Despite what you may have heard, Santa Claus is – or was – real, and archaeologists in Turkey think they've pinpointed the location of his final resting place.
Centuries before the jolly red mascot became a fixture of Christmas consumerism, Saint Nicholas was a 4th century bishop who inspired the modern Santa myth – and new claims suggest the grave of this gift-giving churchman lies beneath an ancient church in southern Turkey.
After three months of investigations, Turkish archaeologists say they've discovered what looks like an intact temple and burial grounds underneath Saint Nicholas Church in the province of Antalya, in a town called Demre – formerly known as Myra, where Saint Nicholas was made bishop.
It's thought that this undisturbed tomb, if that's what it truly is, could be where the revered saint was laid to rest.
"The temple on the ground of the church is in good condition," the director of surveying and monuments in Antalya, Cemil Karabayram, told Turkish newspaper Hürriyet Daily News.
"We believe that it has received no damage so far. But it is hard to enter it because there are stones with motifs on the ground. These stones should be scaled one by one and then removed."
If the archaeologists are right, it could mean the history books will need some updating.
It has been traditionally thought that Saint Nicholas's remains had been transported to the city of Bari in Italy by Italian merchants in 1087, some 700 years after his death.
According to that interpretation, the sailors smuggled or stole his bones to preserve them during a period when the town was under frequent attacks by Seljuk Turks.
These conflicts resulted in the church being demolished and rebuilt, which is when the remains are thought to have been taken from Saint Nicholas's grave, despite the objections of Greek Orthodox monks.

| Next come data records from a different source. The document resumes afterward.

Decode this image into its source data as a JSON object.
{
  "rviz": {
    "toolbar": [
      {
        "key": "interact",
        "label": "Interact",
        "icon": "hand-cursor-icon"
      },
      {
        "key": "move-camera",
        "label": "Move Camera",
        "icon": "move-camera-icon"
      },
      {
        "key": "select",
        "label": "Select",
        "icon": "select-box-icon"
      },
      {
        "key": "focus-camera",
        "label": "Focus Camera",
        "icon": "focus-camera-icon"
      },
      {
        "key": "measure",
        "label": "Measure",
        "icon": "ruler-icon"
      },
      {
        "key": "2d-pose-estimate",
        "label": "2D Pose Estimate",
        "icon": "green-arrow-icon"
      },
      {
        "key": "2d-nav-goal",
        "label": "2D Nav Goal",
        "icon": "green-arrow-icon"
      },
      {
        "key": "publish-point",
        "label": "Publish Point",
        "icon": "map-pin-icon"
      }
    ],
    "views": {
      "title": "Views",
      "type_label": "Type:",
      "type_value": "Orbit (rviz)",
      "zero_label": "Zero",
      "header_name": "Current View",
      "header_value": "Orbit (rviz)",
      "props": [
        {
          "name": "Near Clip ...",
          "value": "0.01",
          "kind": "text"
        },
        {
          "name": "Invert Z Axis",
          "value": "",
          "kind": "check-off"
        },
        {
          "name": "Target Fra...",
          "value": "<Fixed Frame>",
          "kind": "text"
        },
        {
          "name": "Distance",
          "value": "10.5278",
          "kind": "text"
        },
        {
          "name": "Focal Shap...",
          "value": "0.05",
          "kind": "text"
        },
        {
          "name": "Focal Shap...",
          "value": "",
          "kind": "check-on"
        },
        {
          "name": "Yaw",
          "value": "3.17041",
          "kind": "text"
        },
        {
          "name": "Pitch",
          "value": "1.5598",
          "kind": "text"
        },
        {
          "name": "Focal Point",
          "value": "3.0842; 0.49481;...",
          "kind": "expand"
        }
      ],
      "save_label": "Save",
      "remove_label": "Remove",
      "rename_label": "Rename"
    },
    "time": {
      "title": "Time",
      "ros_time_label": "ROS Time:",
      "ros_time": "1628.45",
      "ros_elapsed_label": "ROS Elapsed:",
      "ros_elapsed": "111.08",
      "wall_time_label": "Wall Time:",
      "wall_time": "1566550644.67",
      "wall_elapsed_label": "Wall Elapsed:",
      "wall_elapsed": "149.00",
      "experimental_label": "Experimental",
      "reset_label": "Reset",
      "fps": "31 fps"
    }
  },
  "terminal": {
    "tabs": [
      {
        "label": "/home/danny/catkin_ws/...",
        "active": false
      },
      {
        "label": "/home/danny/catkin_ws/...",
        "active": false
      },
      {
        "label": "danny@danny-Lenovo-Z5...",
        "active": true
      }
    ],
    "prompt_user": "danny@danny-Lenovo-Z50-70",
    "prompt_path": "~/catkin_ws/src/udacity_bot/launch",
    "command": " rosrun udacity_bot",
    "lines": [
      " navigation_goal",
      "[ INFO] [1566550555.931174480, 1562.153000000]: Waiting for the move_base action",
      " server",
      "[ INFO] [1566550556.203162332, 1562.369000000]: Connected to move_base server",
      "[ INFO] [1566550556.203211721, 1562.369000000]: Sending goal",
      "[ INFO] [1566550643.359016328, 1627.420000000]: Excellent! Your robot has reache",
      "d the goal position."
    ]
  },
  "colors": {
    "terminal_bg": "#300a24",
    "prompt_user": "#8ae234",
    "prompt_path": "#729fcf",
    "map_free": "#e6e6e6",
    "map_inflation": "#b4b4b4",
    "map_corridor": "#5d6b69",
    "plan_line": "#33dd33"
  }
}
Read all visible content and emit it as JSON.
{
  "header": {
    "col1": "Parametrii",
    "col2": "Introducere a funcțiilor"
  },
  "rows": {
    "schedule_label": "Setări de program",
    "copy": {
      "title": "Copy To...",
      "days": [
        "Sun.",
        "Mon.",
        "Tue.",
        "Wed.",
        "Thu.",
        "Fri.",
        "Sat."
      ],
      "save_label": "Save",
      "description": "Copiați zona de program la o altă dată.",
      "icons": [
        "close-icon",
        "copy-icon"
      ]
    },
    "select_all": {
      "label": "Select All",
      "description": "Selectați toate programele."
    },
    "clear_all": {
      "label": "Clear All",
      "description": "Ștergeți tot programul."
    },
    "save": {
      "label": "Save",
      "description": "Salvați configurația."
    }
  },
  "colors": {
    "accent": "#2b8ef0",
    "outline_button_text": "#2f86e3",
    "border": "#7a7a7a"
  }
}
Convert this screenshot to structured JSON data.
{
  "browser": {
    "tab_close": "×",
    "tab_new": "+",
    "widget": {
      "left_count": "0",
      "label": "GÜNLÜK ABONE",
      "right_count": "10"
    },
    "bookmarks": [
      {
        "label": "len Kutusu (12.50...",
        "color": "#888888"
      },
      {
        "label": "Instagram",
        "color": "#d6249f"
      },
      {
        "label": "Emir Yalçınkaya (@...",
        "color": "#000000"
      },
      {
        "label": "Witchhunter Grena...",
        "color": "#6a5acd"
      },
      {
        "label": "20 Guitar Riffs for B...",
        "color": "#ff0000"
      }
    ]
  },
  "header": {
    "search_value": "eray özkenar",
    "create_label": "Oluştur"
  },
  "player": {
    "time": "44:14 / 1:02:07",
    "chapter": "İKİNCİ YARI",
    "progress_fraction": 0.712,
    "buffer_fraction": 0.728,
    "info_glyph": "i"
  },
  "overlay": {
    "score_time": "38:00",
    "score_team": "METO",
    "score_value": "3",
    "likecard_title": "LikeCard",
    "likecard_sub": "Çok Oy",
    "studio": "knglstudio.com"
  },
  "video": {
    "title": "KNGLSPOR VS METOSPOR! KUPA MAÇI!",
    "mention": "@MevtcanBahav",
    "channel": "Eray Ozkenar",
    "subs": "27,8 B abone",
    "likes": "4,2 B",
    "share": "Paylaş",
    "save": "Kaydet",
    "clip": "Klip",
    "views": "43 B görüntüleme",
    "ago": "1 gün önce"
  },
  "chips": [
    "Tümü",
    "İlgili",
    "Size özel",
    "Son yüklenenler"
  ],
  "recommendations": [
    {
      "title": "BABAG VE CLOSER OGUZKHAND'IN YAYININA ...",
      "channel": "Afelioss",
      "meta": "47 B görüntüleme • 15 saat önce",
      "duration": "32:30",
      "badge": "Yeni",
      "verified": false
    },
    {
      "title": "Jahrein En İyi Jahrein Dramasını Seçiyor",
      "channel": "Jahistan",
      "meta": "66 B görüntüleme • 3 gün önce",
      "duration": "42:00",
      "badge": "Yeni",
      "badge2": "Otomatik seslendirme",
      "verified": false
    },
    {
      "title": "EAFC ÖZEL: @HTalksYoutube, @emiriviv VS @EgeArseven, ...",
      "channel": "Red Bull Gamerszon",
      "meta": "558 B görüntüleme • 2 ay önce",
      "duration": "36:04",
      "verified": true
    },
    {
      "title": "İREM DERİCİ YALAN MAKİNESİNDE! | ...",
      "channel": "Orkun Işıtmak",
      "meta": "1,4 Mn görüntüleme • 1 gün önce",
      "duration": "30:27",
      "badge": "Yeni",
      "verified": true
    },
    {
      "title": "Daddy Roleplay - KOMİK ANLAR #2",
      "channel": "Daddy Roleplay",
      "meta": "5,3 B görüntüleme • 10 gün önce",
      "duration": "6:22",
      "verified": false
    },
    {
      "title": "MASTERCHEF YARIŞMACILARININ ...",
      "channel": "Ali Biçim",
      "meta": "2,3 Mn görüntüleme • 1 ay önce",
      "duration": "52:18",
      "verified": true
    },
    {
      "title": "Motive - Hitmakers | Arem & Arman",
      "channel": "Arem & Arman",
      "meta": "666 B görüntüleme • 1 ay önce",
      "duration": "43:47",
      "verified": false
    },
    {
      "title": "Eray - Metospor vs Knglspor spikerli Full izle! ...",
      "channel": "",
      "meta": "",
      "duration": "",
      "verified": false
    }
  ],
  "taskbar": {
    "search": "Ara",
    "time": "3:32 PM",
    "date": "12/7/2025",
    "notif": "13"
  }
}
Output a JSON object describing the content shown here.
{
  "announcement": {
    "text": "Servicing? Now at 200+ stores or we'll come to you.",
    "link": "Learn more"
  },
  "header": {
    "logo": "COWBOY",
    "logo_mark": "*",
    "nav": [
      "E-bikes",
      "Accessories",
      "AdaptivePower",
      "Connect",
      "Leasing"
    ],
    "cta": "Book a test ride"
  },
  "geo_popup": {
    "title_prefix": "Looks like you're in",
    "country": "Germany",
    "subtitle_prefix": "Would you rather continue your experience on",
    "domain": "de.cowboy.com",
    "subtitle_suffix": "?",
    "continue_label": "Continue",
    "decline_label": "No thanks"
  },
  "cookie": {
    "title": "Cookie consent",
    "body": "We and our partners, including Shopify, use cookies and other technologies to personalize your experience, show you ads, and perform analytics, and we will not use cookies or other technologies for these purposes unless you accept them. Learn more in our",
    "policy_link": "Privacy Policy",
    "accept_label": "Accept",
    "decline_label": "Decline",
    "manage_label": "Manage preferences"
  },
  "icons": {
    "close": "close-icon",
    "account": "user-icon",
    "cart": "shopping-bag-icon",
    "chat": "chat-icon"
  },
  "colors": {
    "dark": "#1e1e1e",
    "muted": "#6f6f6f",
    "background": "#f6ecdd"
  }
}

But if this is what took place, it's possible the traders may not have retrieved all the bones, as other relics are thought to have ended up in Venice and elsewhere.
According to the current researchers' hypothesis, none of these bones belonged to Saint Nicholas, however – as the grave they were taken from (pictured above) was not his, but that of another anonymous priest buried in the church.
Documents studied by the team suggest that Saint Nicholas instead was buried in an untouched chamber that lies underneath the church, which the researchers claim to have detected using a CT scanner and ground-penetrating radar.
Several mosaics in the church's stonework make accessing this section difficult, but the researchers are hopeful that future excavations will prove their discovery is legitimate.
"We have obtained very good results but real works start now," Karabayram said.
"We will reach the ground and maybe we will find the untouched body of Saint Nicholas."
Of course, until further investigations are carried out, the claims remain unsubstantiated, and some at least have their doubts.
"If relics are found, they would need to be dated and examined by international experts. The Turks, of course, are very interested in promoting tourism."
That last point is definitely something to consider. The researchers themselves acknowledge that the discovery could have massive potential for Turkish tourism, and Demre already benefits from its lucrative association with the saint.
"We are so happy with Saint Nicholas," Demre-based shopkeeper Baris Yuksel explained to CNN back in 2010.
"After lots of centuries we are earning money thanks to Saint Nicholas."
Only more digging will be able to tell us if there's more to these claims, but as far as Karabayram believes, Santa Claus is very, very real.
"The world's eyes will be set on here," he told Hürriyet Daily News.
"We claim that St. Nicholas has been kept in this temple without any damage. We are at the last stage."